Thursday, September 27, 2007

Who Are WCBS-TV's Nuclear Experts?

Since the beginning of the week, we've been busy following the developing story coming out of Peach Bottom Nuclear Power Plant in Pennsylvania, where a hidden camera video report by New York's WCBS-TV discovered a group of plant security personnel sleeping in the facility's ready room when they should have been wide awake and ready for action.

Since word of the story first leaked out, Exelon, the owner of Peach Bottom, terminated Wackenhut's contract to manage the security force at the plant, as well as banished the officers in the video from getting back into the plant.

In the meantime, we've got a bone to pick with WCBS-TV about one of the wilder claims contained in the report.

“Experts tell CBS 2 HD radiation from a nuclear fire that starts at Peach Bottom would spread and could kill thousands of people as far away as Washington D.C. and New York City. It could leave 188 square miles uninhabitable.”
Then, in the second report ...
“Experts tell CBS 2 News that radiation from a nuclear fire at Peach Bottom would spread and could kill tens of thousands of people as far away as Washington D.C. and New York City.”
That's just not right. It certainly didn't help that the report refused to identify the "experts" that the station was relying on for that conclusion.

So I put in a call to Ralph Andersen, our chief health physicist, to get his take on things. Here's what he told me:
Based on any credible scenario at a nuclear power plant, there would be no impact on public health or safety in New York or Washington, D.C. Without attribution to the basis of these claims, this is the worst kind of fear mongering.
To back up his claims, Ralph pointed me to the following report that's available in our Resource Library that was conducted by the Electric Power Research Institute (EPRI): Risk Characterization of the Potential Consequences of an Armed Terrorist Ground Attack on a U.S. Nuclear Power Plant (PDF).

For those of you not familiar with EPRI, it was founded in 1973 as a non-profit energy research consortium. Its mission is to provide science and technology-based solutions to global energy customers through scientific research, technology development, and product implementation.

In any case, if you read the EPRI report ...
There is in fact a relatively low likelihood that terrorist threats at a nuclear plant will propagate to severe consequences. The unique physical security, extra strength of the reactor and containment design, and detailed emergency response plans for the public lead to a significant likelihood that terrorists would fail to cause a radioactive release or severe public health effects – even if they were successful at overwhelming the site…
Further ...
Even if a (reactor) core damage accident occurs from terrorist attack, the consequences to the public are not likely to be severe.

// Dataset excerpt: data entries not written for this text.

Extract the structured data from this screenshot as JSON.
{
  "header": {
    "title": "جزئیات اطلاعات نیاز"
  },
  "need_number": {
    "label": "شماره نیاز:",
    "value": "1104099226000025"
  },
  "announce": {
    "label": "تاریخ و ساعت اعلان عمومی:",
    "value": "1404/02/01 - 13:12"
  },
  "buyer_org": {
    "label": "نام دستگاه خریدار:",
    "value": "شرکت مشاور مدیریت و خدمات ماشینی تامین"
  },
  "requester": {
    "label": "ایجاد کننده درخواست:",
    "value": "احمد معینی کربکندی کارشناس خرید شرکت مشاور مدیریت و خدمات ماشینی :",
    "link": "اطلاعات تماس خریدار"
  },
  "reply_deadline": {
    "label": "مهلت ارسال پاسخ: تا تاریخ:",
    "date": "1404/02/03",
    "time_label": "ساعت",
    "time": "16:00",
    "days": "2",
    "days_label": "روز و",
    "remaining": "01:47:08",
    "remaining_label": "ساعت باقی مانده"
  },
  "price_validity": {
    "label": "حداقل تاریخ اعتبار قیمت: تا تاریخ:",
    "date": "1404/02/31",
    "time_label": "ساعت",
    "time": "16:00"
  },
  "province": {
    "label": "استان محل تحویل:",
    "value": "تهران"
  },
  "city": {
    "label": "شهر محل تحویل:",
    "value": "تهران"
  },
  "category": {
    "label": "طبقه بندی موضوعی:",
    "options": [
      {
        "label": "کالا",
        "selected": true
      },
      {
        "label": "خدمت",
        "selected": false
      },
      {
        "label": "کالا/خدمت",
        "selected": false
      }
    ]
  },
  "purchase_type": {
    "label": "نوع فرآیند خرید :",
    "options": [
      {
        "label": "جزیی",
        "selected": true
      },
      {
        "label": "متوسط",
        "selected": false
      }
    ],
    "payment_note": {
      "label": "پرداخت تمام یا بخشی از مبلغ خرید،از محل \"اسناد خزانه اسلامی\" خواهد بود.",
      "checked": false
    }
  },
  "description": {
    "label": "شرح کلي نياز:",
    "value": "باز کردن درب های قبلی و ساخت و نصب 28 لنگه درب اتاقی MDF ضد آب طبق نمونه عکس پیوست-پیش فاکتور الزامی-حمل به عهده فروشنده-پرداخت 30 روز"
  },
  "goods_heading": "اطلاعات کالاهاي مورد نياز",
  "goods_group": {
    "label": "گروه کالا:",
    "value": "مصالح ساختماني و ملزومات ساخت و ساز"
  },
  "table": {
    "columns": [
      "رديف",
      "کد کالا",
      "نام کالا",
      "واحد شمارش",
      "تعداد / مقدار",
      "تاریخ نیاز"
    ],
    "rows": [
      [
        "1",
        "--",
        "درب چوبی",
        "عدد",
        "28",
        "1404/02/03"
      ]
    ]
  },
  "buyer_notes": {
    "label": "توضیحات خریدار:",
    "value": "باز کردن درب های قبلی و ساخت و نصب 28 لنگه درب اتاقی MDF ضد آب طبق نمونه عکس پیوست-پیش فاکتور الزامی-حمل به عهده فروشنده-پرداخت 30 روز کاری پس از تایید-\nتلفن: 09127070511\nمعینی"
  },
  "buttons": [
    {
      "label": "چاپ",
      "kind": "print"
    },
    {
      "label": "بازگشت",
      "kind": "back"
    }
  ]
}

This is attributable to three factors:
  • Even for extreme types of scenarios, the containment structure that surrounds the reactor is able to capture a significant fraction of the radioactive release before it escapes to the environment;
  • Damage to the reactor core tends to occur over several hours or a longer period, thus allowing time for emergency response measures to be taken; and
  • Longer-term recovery from the accident is likely.
Which leads me to ask: Who are these experts that WCBS-TV and reporter Scott Weinberger (pictured at left) is relying on, and why won't they put them on camera or even name them?

As always, for a look at safety and security at American nuclear power plants -- where the industry has invested more than $3 billion in manpower and capital improvements since 2001 -- click here.

5 comments:

Joffan said...

Those "experts" do well to stay anonymous. Under New York law:
S 240.55 Falsely reporting an incident in the second degree.
A person is guilty of falsely reporting an incident in the second
degree when, knowing the information reported, conveyed or circulated to be false or baseless, he or she:
1. Initiates or circulates a false report or warning of an alleged occurrence or impending occurrence of a fire, explosion, or the release of a hazardous substance under circumstances in which it is not unlikely that public alarm or inconvenience will result...
Falsely reporting an incident in the second degree is a class E felony.

Anonymous said...

"Who are these experts that WCBS-TV and reporter Scott Weinberger (pictured at left) is relying on, and why won't they put them on camera or even name them?"

Members of the Democrat Party, that's who.

D Kosloff said...

The "nuclear expert" is probably somebody who stayed at a Holiday Inn Express.

On the other hand it may be a real expert who thought that the TV story tellers were asking about a fire (there most of time) in a coal power plant.

Anonymous said...

Wait a minute... If you watch the report, the Graphic does attribute the claims to an NRC study by the brookhaven labs. I checked it's a 1997 report/

Eric McErlain said...

The report claimed, "experts tell" not that the station had consulted a study to buttress its conclusions.